Task details: Without including any image, retype the records word for word.

Material provided:

○ ○ ○ ○ ○

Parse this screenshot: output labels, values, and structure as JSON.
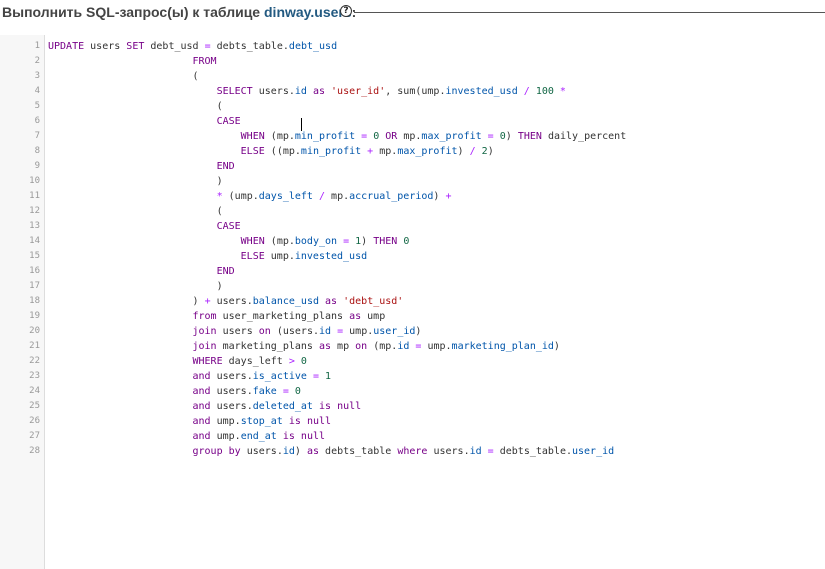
{
  "header": {
    "title_prefix": "Выполнить SQL-запрос(ы) к таблице ",
    "table_name": "dinway.users",
    "title_suffix": ":",
    "help_icon": "question-circle-icon"
  },
  "editor": {
    "line_numbers": [
      "1",
      "2",
      "3",
      "4",
      "5",
      "6",
      "7",
      "8",
      "9",
      "10",
      "11",
      "12",
      "13",
      "14",
      "15",
      "16",
      "17",
      "18",
      "19",
      "20",
      "21",
      "22",
      "23",
      "24",
      "25",
      "26",
      "27",
      "28"
    ],
    "lines": [
      "UPDATE users SET debt_usd = debts_table.debt_usd",
      "                        FROM",
      "                        (",
      "                            SELECT users.id as 'user_id', sum(ump.invested_usd / 100 *",
      "                            (",
      "                            CASE",
      "                                WHEN (mp.min_profit = 0 OR mp.max_profit = 0) THEN daily_percent",
      "                                ELSE ((mp.min_profit + mp.max_profit) / 2)",
      "                            END",
      "                            )",
      "                            * (ump.days_left / mp.accrual_period) +",
      "                            (",
      "                            CASE",
      "                                WHEN (mp.body_on = 1) THEN 0",
      "                                ELSE ump.invested_usd",
      "                            END",
      "                            )",
      "                        ) + users.balance_usd as 'debt_usd'",
      "                        from user_marketing_plans as ump",
      "                        join users on (users.id = ump.user_id)",
      "                        join marketing_plans as mp on (mp.id = ump.marketing_plan_id)",
      "                        WHERE days_left > 0",
      "                        and users.is_active = 1",
      "                        and users.fake = 0",
      "                        and users.deleted_at is null",
      "                        and ump.stop_at is null",
      "                        and ump.end_at is null",
      "                        group by users.id) as debts_table where users.id = debts_table.user_id"
    ]
  },
  "colors": {
    "keyword": "#770088",
    "field": "#0055aa",
    "string": "#aa1111",
    "number": "#116644",
    "operator": "#aa22ff",
    "title_table": "#235a81"
  }
}
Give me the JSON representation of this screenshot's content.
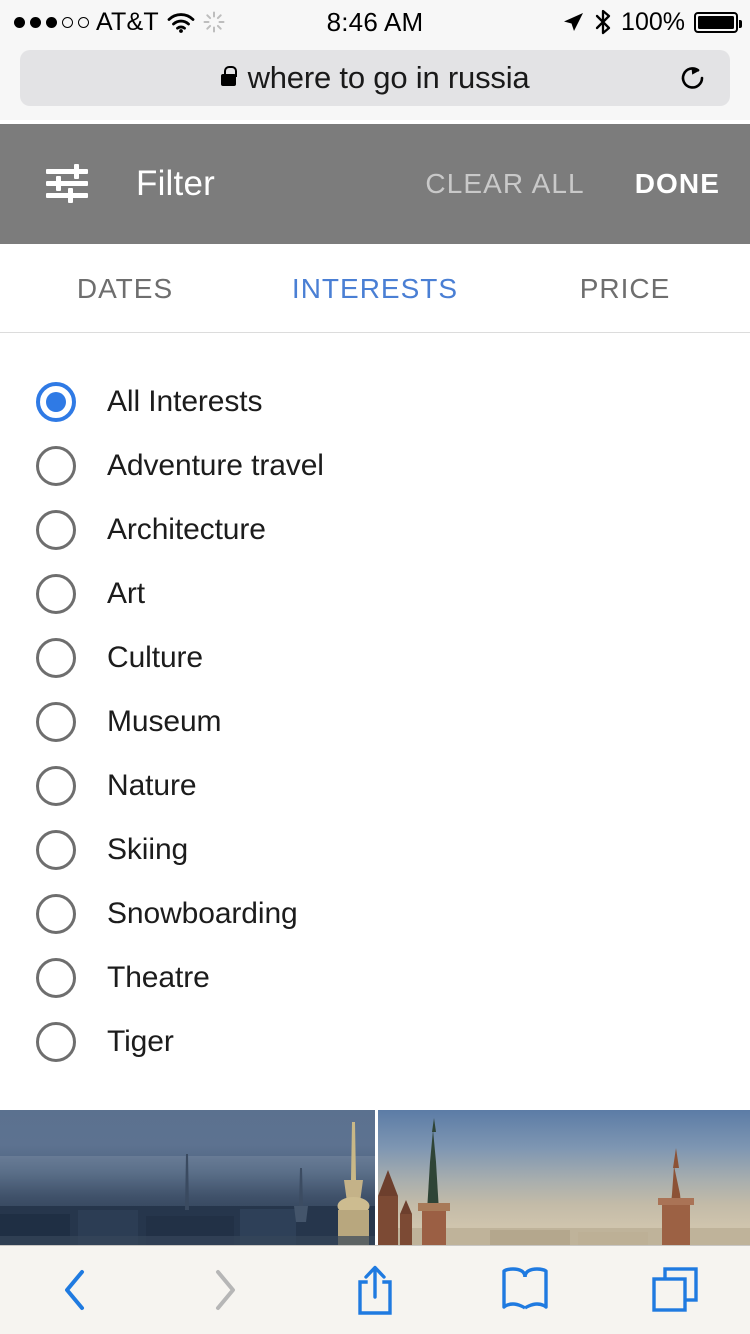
{
  "status_bar": {
    "signal_dots_filled": 3,
    "signal_dots_total": 5,
    "carrier": "AT&T",
    "wifi_icon": "wifi-icon",
    "activity_icon": "activity-spinner-icon",
    "time": "8:46 AM",
    "location_icon": "location-arrow-icon",
    "bluetooth_icon": "bluetooth-icon",
    "battery_percent": "100%",
    "battery_icon": "battery-full-icon"
  },
  "browser": {
    "lock_icon": "lock-icon",
    "url_text": "where to go in russia",
    "url_placeholder": "Search or enter website name",
    "reload_icon": "reload-icon"
  },
  "filter_header": {
    "filter_icon": "sliders-icon",
    "title": "Filter",
    "clear_all_label": "CLEAR ALL",
    "done_label": "DONE",
    "background_color": "#7c7c7c",
    "clear_all_color": "#c9c9c9",
    "done_color": "#ffffff"
  },
  "tabs": {
    "active_index": 1,
    "active_color": "#4a7fd4",
    "inactive_color": "#6e6e6e",
    "items": [
      {
        "label": "DATES"
      },
      {
        "label": "INTERESTS"
      },
      {
        "label": "PRICE"
      }
    ]
  },
  "interests": {
    "selected_index": 0,
    "selected_color": "#2f7ae5",
    "unselected_color": "#6e6e6e",
    "options": [
      {
        "label": "All Interests"
      },
      {
        "label": "Adventure travel"
      },
      {
        "label": "Architecture"
      },
      {
        "label": "Art"
      },
      {
        "label": "Culture"
      },
      {
        "label": "Museum"
      },
      {
        "label": "Nature"
      },
      {
        "label": "Skiing"
      },
      {
        "label": "Snowboarding"
      },
      {
        "label": "Theatre"
      },
      {
        "label": "Tiger"
      }
    ]
  },
  "photos": [
    {
      "name": "saint-petersburg-skyline-photo"
    },
    {
      "name": "moscow-kremlin-towers-photo"
    }
  ],
  "toolbar": {
    "back_icon": "back-chevron-icon",
    "forward_icon": "forward-chevron-icon",
    "share_icon": "share-icon",
    "bookmarks_icon": "book-icon",
    "tabs_icon": "tabs-icon",
    "enabled_color": "#1f7ae0",
    "disabled_color": "#b6b6b6"
  }
}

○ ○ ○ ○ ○

Answer section:
Parse this screenshot: output labels, values, and structure as JSON.
{
  "header": {
    "title_prefix": "Выполнить SQL-запрос(ы) к таблице ",
    "table_name": "dinway.users",
    "title_suffix": ":",
    "help_icon": "question-circle-icon"
  },
  "editor": {
    "line_numbers": [
      "1",
      "2",
      "3",
      "4",
      "5",
      "6",
      "7",
      "8",
      "9",
      "10",
      "11",
      "12",
      "13",
      "14",
      "15",
      "16",
      "17",
      "18",
      "19",
      "20",
      "21",
      "22",
      "23",
      "24",
      "25",
      "26",
      "27",
      "28"
    ],
    "lines": [
      "UPDATE users SET debt_usd = debts_table.debt_usd",
      "                        FROM",
      "                        (",
      "                            SELECT users.id as 'user_id', sum(ump.invested_usd / 100 *",
      "                            (",
      "                            CASE",
      "                                WHEN (mp.min_profit = 0 OR mp.max_profit = 0) THEN daily_percent",
      "                                ELSE ((mp.min_profit + mp.max_profit) / 2)",
      "                            END",
      "                            )",
      "                            * (ump.days_left / mp.accrual_period) +",
      "                            (",
      "                            CASE",
      "                                WHEN (mp.body_on = 1) THEN 0",
      "                                ELSE ump.invested_usd",
      "                            END",
      "                            )",
      "                        ) + users.balance_usd as 'debt_usd'",
      "                        from user_marketing_plans as ump",
      "                        join users on (users.id = ump.user_id)",
      "                        join marketing_plans as mp on (mp.id = ump.marketing_plan_id)",
      "                        WHERE days_left > 0",
      "                        and users.is_active = 1",
      "                        and users.fake = 0",
      "                        and users.deleted_at is null",
      "                        and ump.stop_at is null",
      "                        and ump.end_at is null",
      "                        group by users.id) as debts_table where users.id = debts_table.user_id"
    ]
  },
  "colors": {
    "keyword": "#770088",
    "field": "#0055aa",
    "string": "#aa1111",
    "number": "#116644",
    "operator": "#aa22ff",
    "title_table": "#235a81"
  }
}
Give me the JSON representation of this screenshot's content.
{
  "status_bar": {
    "signal_dots_filled": 3,
    "signal_dots_total": 5,
    "carrier": "AT&T",
    "wifi_icon": "wifi-icon",
    "activity_icon": "activity-spinner-icon",
    "time": "8:46 AM",
    "location_icon": "location-arrow-icon",
    "bluetooth_icon": "bluetooth-icon",
    "battery_percent": "100%",
    "battery_icon": "battery-full-icon"
  },
  "browser": {
    "lock_icon": "lock-icon",
    "url_text": "where to go in russia",
    "url_placeholder": "Search or enter website name",
    "reload_icon": "reload-icon"
  },
  "filter_header": {
    "filter_icon": "sliders-icon",
    "title": "Filter",
    "clear_all_label": "CLEAR ALL",
    "done_label": "DONE",
    "background_color": "#7c7c7c",
    "clear_all_color": "#c9c9c9",
    "done_color": "#ffffff"
  },
  "tabs": {
    "active_index": 1,
    "active_color": "#4a7fd4",
    "inactive_color": "#6e6e6e",
    "items": [
      {
        "label": "DATES"
      },
      {
        "label": "INTERESTS"
      },
      {
        "label": "PRICE"
      }
    ]
  },
  "interests": {
    "selected_index": 0,
    "selected_color": "#2f7ae5",
    "unselected_color": "#6e6e6e",
    "options": [
      {
        "label": "All Interests"
      },
      {
        "label": "Adventure travel"
      },
      {
        "label": "Architecture"
      },
      {
        "label": "Art"
      },
      {
        "label": "Culture"
      },
      {
        "label": "Museum"
      },
      {
        "label": "Nature"
      },
      {
        "label": "Skiing"
      },
      {
        "label": "Snowboarding"
      },
      {
        "label": "Theatre"
      },
      {
        "label": "Tiger"
      }
    ]
  },
  "photos": [
    {
      "name": "saint-petersburg-skyline-photo"
    },
    {
      "name": "moscow-kremlin-towers-photo"
    }
  ],
  "toolbar": {
    "back_icon": "back-chevron-icon",
    "forward_icon": "forward-chevron-icon",
    "share_icon": "share-icon",
    "bookmarks_icon": "book-icon",
    "tabs_icon": "tabs-icon",
    "enabled_color": "#1f7ae0",
    "disabled_color": "#b6b6b6"
  }
}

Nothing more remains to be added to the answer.